- Rihanna / Nike / Unusual videos are tags that potentially bring traffic
Once this distinction is in mind, we will put the classification tags in a dedicated menu in the homepage to improve the user experience, and we can put the SEO-Target tags inside categories that concern them (the “Rihanna” tag in the “People” Category for example) on or homepage for major special files. An example from one of our sites:
The objective will be to best reference transversal SEO-target labels, such as “Rihanna”, with optimization of this page (via a short biography first, the latest news, and links to her social networks), so that search engines identify this page as being a reference on the subject on Rihanna news for example.
Working on tag SEO
I recommend several optimization and refinement works, but it is up to you to design your SEO strategy.
Personally, I often put the classification tags in no-index, in order to better organize the content that I wish to reference in search engines, and concentrate the “juice” in the pages likely to bring traffic, where the “Video” TAG for example has very little chance of being found. position.
Here again, everyone is free to put them in no-index or not, knowing that the “Video” page can sometimes be found in the engines for a keyword which concerns one of the articles contained in the “Video” tag…
Finally, another practice consists of refine meta tags as best as possible, the presentation and layout of certain SEO-Target tags. This involves personalizing:
- The “Title” tag of the tag: “Rihanna – News, Photos, Videos and Clips”, rather than “Rihanna” alone for example, or “Rihanna – the name of your site”.
- The description and keywords tag: same principle as above.
- Display the description on the page, under the word “Rihanna” written in large letters with the h1 tag
- Have widgets specific to the tag in question (on WordPress, I use in particular Dynamic Widgets) in order to display content exclusively reserved for this theme (biography of the celebrity in question, photos, old articles that date back, etc.).

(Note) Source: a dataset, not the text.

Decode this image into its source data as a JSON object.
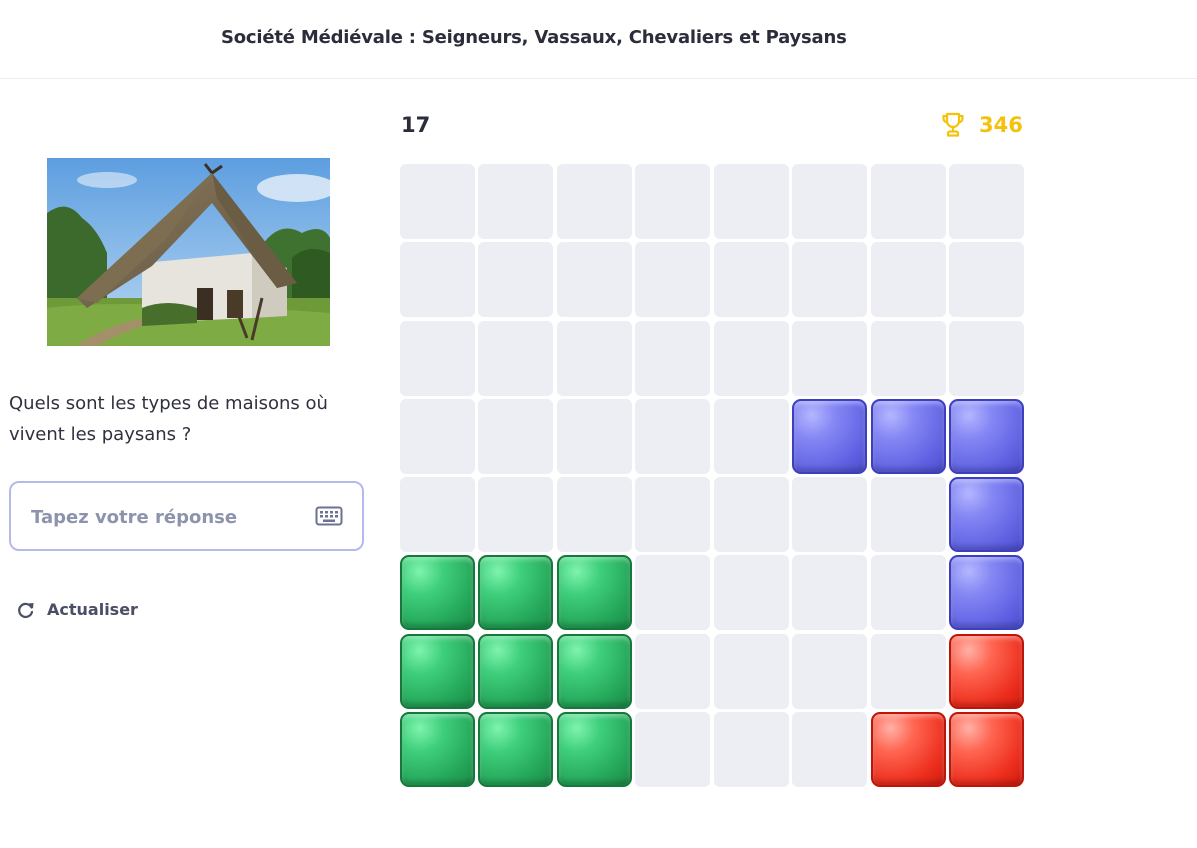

You understand the principle: the idea is to make the tag a real page in its own right, and not a simple keyword grouping together articles on the same theme. The work can be done in the source code, but also at the design level (see next point).
Transform certain strategic tags into real sub-sites dedicated to the theme addressed

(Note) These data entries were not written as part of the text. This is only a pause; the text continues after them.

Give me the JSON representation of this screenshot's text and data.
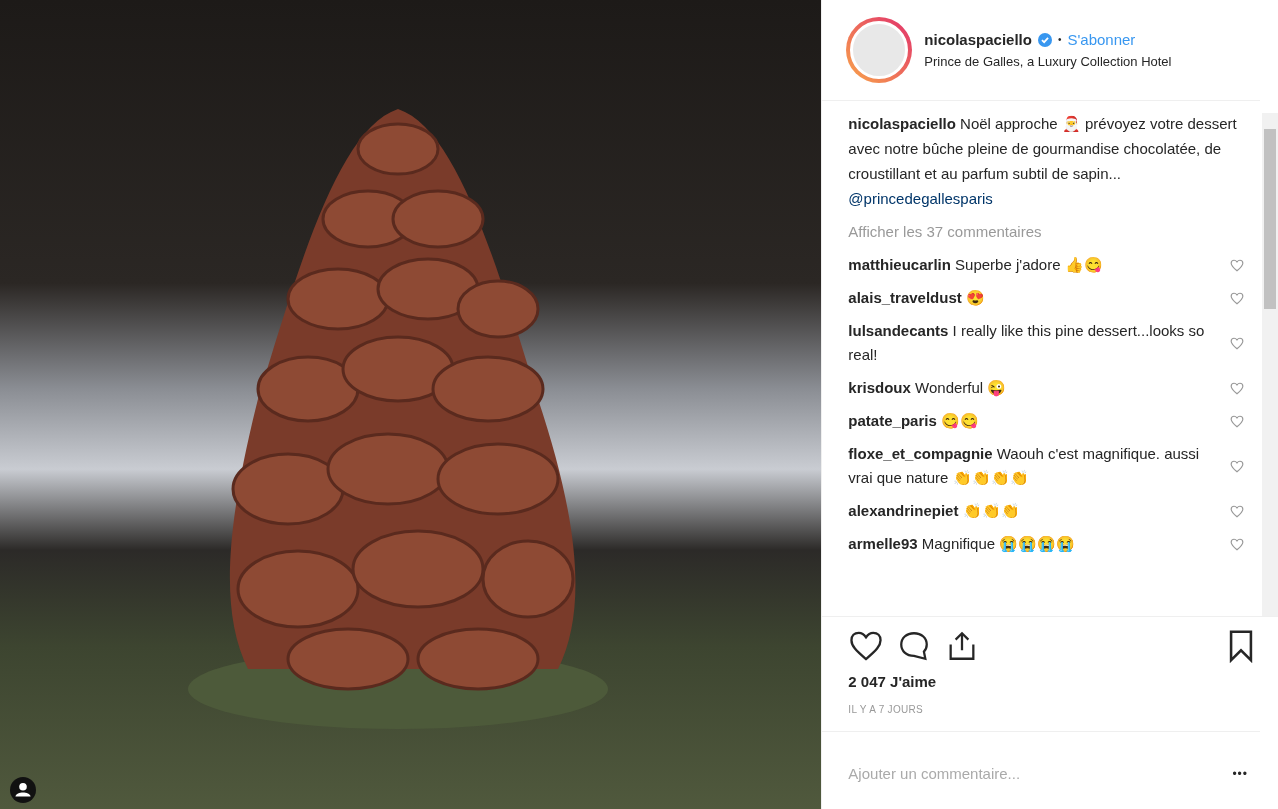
{
  "post": {
    "username": "nicolaspaciello",
    "follow_label": "S'abonner",
    "separator": "•",
    "location": "Prince de Galles, a Luxury Collection Hotel"
  },
  "caption": {
    "username": "nicolaspaciello",
    "text": "Noël approche 🎅 prévoyez votre dessert avec notre bûche pleine de gourmandise chocolatée, de croustillant et au parfum subtil de sapin...",
    "mention": "@princedegallesparis"
  },
  "view_all": "Afficher les 37 commentaires",
  "comments": [
    {
      "username": "matthieucarlin",
      "text": "Superbe j'adore 👍😋",
      "liked": false
    },
    {
      "username": "alais_traveldust",
      "text": "😍",
      "liked": false
    },
    {
      "username": "lulsandecants",
      "text": "I really like this pine dessert...looks so real!",
      "liked": false
    },
    {
      "username": "krisdoux",
      "text": "Wonderful 😜",
      "liked": false
    },
    {
      "username": "patate_paris",
      "text": "😋😋",
      "liked": false
    },
    {
      "username": "floxe_et_compagnie",
      "text": "Waouh c'est magnifique. aussi vrai que nature 👏👏👏👏",
      "liked": false
    },
    {
      "username": "alexandrinepiet",
      "text": "👏👏👏",
      "liked": false
    },
    {
      "username": "armelle93",
      "text": "Magnifique 😭😭😭😭",
      "liked": false
    }
  ],
  "likes": "2 047 J'aime",
  "time": "IL Y A 7 JOURS",
  "add_comment": {
    "placeholder": "Ajouter un commentaire..."
  },
  "more": "•••"
}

This step is a simple extension of the previous one, which consists of boosting the graphic importance of the TAG relative to the site: we highlights the label via a large presentation banner and a large dedicated logo, so as to create a real site within the site.

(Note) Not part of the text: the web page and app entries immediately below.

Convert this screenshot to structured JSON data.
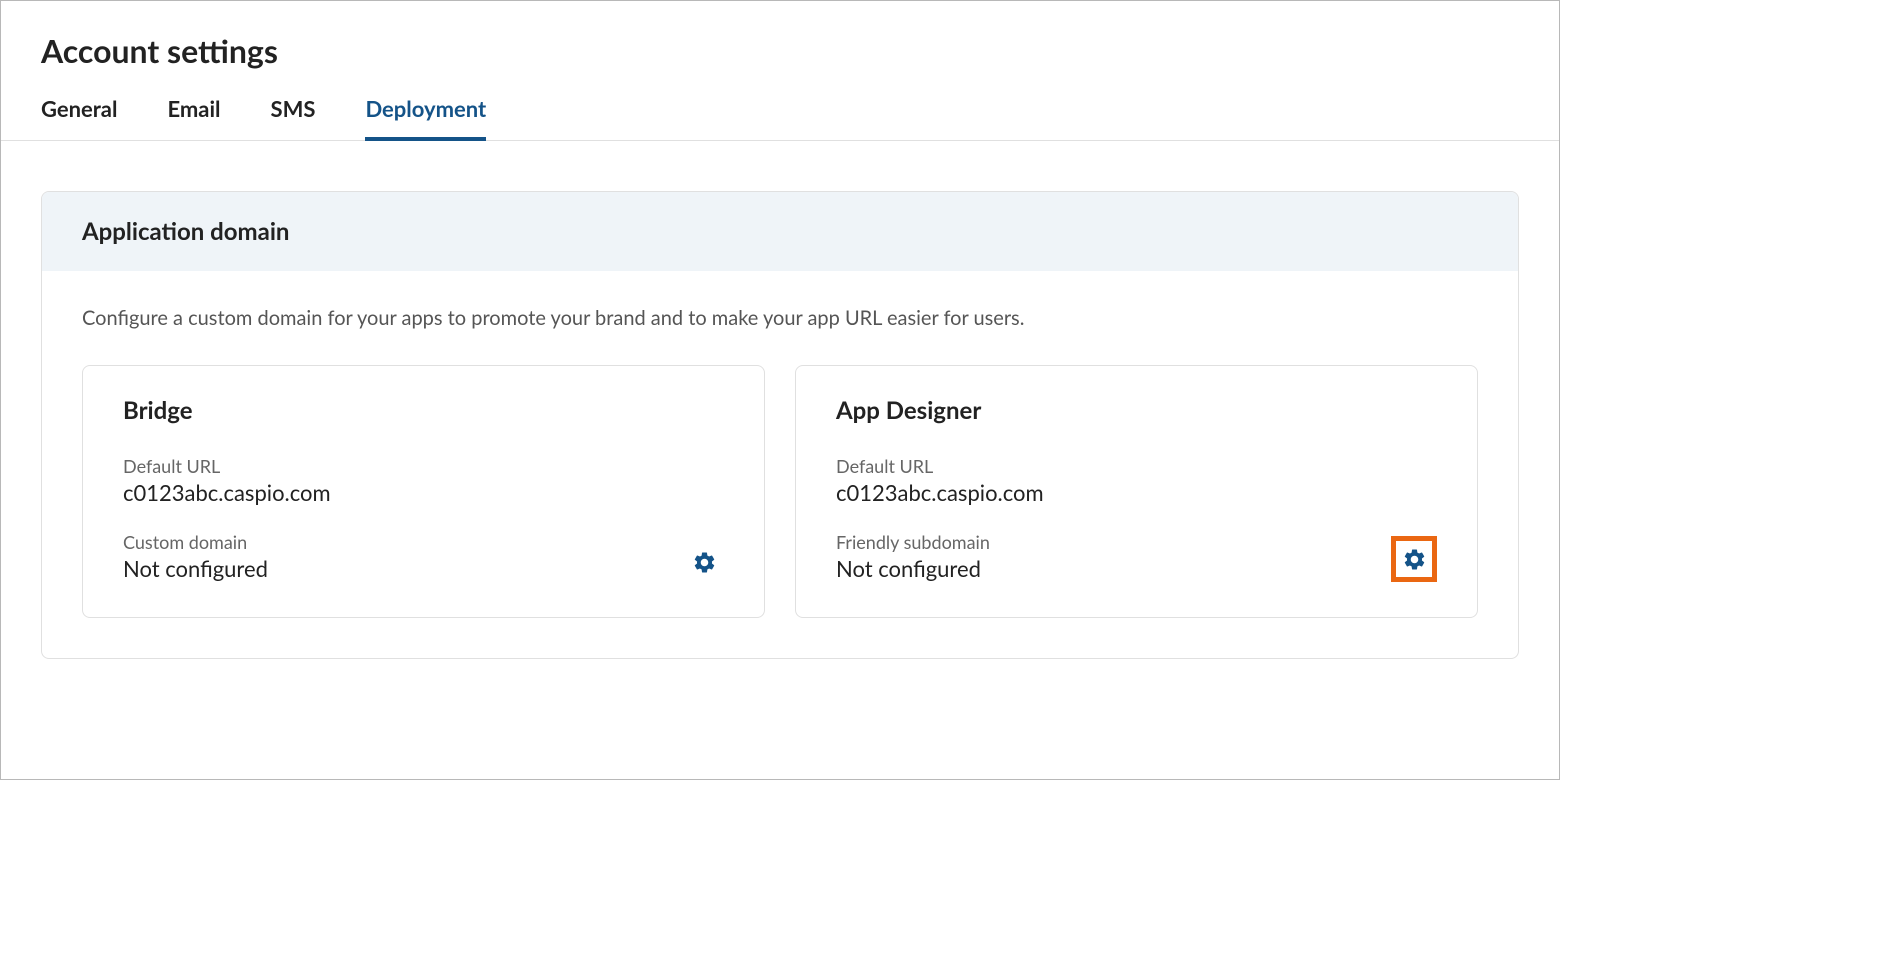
{
  "page": {
    "title": "Account settings"
  },
  "tabs": [
    {
      "label": "General",
      "active": false
    },
    {
      "label": "Email",
      "active": false
    },
    {
      "label": "SMS",
      "active": false
    },
    {
      "label": "Deployment",
      "active": true
    }
  ],
  "section": {
    "title": "Application domain",
    "description": "Configure a custom domain for your apps to promote your brand and to make your app URL easier for users."
  },
  "cards": [
    {
      "title": "Bridge",
      "default_url_label": "Default URL",
      "default_url_value": "c0123abc.caspio.com",
      "domain_label": "Custom domain",
      "domain_value": "Not configured",
      "highlighted": false
    },
    {
      "title": "App Designer",
      "default_url_label": "Default URL",
      "default_url_value": "c0123abc.caspio.com",
      "domain_label": "Friendly subdomain",
      "domain_value": "Not configured",
      "highlighted": true
    }
  ]
}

It is an increasingly used technique that allows you to better occupy space on the web, both in terms of loyalty and from an SEO point of view. An example with this well-known website:
Regulate the number of tags
On this point as on the others, it is only a choice and not advice. Either you wish limit the creation of tags by your editors, in order to better control your "juice", to have finely chosen tags and not to clutter your database, or you prefer that everyone can enter their tags even if it means having duplicates, and then highlight the tags that stand out the most.
Personally, I prefer to control the creation of tags, and ask editors to regularly suggest the creation of new tags according to their needs.
Conclusion: create tag/category synergy
The couple Keyword / Category is therefore not dichotomous but rather source of editorial and SEO synergy. By working on their reciprocal articulation, we can manage to do wonders in terms of tree structure of sites, referencing and therefore audience.
In the end, the benefits are multiple: more page views, a better user experience, a longer lifespan of old content (the famous long tail), better positioning in search engines, etc.
There you go, I hope I have contributed to the reflection, knowing that there is obviously not just one method. If you have any comments or suggestions, don't hesitate to extend the discussion in the comments!